Happy 37th Birthday, Julia

Today would have been Julia's 37th birthday.

Julia's birthdays were complicated affairs in our house. In more years or not, there were usually tears, followed by the joy of tacos and beer. If she cried at all in a year, it was always on her birthday. For a reason unknown to anyone, Julia always was afflicted with the birthday blues.

In the weeks leading up to Julia's birthday, she'd tell us she wanted to do nothing and wanted nothing for her birthday. She just wanted the day to pass quietly by. But when the day came, and we hadn't injected any surprise or break in the mundane, she'd be devastated. Absolutely gutted.

When we say that Julia was complicated, this is what we mean. She could be fickle and indecisive.

 Julia's 35th birthday. A small family dinner of tacos and party hats.

Julia's 35th birthday. A small family dinner of tacos and party hats.

 

Julia spent the last birthday of her life in the hospital. She was 10 days past her stem cell transplant, on a feeding tube, waiting for her new cells to engraft. She tried to find the positive, but she truly was miserable and in absolute pain.

The one thing she wanted for her birthday was something we could not give. 

Do you know that refreshing "ahhh" sound you make when you swallow a glass of water? How amazing it feels when the cold water hits the back of your throat? How a dry mouth turns moist and your body feels entirely refreshed?

That's what Julia wanted for her 36th birthday. She wanted to be able to swallow one sip of water.

Only her entire mucoscal digestive tract from her mouth to anus was in shreds from her second round of induction chemo (MEC protocol) and her transplant conditioning (BuCy protocol). She tried all day long to drink water just to get that feeling.

There would be no birthday tacos. There would be no creme brûlée. There would be no cala lilies. There would be no people other than her mom and myself to wish her a happy birthday in person because she was confined to a hospital bed, entirely vulnerable, as she had no immune system.

I showed up at the hospital with a slice of watermelon cut in the shape of a birthday cake, a candle, and hopeful that she could suck on the cool juice.
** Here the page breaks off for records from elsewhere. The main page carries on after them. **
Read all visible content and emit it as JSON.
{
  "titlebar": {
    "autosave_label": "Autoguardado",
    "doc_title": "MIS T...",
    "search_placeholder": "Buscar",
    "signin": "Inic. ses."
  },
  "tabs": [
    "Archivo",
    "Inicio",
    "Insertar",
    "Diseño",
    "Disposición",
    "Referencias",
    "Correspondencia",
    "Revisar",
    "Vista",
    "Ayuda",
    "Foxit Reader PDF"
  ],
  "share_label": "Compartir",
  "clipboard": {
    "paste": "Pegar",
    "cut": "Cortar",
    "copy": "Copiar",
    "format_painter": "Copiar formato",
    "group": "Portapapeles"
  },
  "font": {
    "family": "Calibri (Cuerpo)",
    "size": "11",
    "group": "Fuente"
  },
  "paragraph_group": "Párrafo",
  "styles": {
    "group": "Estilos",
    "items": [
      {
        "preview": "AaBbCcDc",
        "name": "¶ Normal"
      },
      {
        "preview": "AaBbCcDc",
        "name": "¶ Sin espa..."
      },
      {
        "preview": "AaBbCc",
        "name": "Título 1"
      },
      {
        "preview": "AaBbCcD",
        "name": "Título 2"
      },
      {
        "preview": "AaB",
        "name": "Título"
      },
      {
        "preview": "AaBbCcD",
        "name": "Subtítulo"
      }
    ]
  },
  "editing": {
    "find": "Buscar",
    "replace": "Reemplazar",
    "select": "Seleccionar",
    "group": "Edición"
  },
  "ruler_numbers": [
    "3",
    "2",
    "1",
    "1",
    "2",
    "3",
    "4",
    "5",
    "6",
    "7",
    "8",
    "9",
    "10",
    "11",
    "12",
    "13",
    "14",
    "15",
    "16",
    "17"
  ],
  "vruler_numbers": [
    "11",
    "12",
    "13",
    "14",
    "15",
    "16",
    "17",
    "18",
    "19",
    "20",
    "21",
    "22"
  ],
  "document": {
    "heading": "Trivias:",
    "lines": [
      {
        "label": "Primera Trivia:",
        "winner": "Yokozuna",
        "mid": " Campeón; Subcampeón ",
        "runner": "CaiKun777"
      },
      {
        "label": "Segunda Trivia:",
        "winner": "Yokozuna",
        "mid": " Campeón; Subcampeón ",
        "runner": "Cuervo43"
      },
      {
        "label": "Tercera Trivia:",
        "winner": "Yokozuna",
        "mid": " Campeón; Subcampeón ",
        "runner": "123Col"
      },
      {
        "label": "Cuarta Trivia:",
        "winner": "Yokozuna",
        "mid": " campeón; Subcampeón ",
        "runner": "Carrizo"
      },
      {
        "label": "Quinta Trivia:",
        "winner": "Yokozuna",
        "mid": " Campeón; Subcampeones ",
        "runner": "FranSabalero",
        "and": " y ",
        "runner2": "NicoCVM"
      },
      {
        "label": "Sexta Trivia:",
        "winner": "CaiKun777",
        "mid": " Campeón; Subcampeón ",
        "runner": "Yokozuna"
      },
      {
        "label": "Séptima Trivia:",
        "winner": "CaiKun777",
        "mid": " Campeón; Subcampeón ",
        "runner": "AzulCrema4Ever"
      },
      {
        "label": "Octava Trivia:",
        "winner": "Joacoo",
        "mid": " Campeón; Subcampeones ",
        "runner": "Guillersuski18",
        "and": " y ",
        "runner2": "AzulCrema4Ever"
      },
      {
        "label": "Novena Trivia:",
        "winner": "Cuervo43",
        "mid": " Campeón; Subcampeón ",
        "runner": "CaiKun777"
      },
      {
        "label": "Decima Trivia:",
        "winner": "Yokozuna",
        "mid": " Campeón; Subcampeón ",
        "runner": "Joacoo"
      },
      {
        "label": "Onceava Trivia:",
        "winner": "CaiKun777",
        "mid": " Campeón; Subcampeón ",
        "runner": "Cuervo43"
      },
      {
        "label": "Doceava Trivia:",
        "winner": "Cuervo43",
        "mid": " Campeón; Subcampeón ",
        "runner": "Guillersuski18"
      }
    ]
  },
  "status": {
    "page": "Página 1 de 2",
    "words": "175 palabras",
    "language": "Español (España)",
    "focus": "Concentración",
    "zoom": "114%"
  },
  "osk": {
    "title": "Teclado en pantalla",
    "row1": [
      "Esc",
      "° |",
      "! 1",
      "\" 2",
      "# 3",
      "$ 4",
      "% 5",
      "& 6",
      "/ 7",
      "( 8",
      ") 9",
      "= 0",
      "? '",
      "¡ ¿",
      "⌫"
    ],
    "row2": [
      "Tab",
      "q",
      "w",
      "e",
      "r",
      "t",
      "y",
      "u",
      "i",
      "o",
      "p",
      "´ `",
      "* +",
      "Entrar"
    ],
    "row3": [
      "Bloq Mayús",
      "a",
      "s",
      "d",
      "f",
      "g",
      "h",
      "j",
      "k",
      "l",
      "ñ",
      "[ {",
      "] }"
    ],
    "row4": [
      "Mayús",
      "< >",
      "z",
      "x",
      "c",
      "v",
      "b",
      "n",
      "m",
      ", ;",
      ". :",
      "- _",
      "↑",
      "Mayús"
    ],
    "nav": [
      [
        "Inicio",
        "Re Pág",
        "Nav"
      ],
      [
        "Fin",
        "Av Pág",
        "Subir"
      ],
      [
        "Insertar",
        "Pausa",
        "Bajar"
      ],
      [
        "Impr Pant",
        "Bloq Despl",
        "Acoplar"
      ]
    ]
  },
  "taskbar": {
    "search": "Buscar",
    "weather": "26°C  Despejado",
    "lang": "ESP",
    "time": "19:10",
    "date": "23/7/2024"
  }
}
After water, that's what she'd been craving. I wanted to bring her some happiness, but I knew we needed to get the requisite birthday cry out of the way. 

Instead of bringing her joy, I brought her tears she needed to cry. And after that birthday cry, all was good in the world again. 

 In patient at the hospital on the eve of her 36th birthday finally having figured out a system to deal with mucositis.

In patient at the hospital on the eve of her 36th birthday finally having figured out a system to deal with mucositis.

 

On Julia's 37th birthday, she had planned to have her celebration of life. We were going to have a big party for her.

Julia had accepted that she was going to die. She always said that grief was more about the people around the bed than the one in it. She didn't plan to be in a bed. But she did thoughtfully plan to usher others through their grief while she was still finding joy everyday and breathing. She also wanted to hear all of the nice things people would say about her that you normally miss out on because you're dead. 

Life doesn't always work out according to plan.

Instead, we're celebrating Julia's life without her. We're having dinner at a restaurant on her top 10 list of places to eat at without her. We're honouring her memory.

Happy birthday, my love.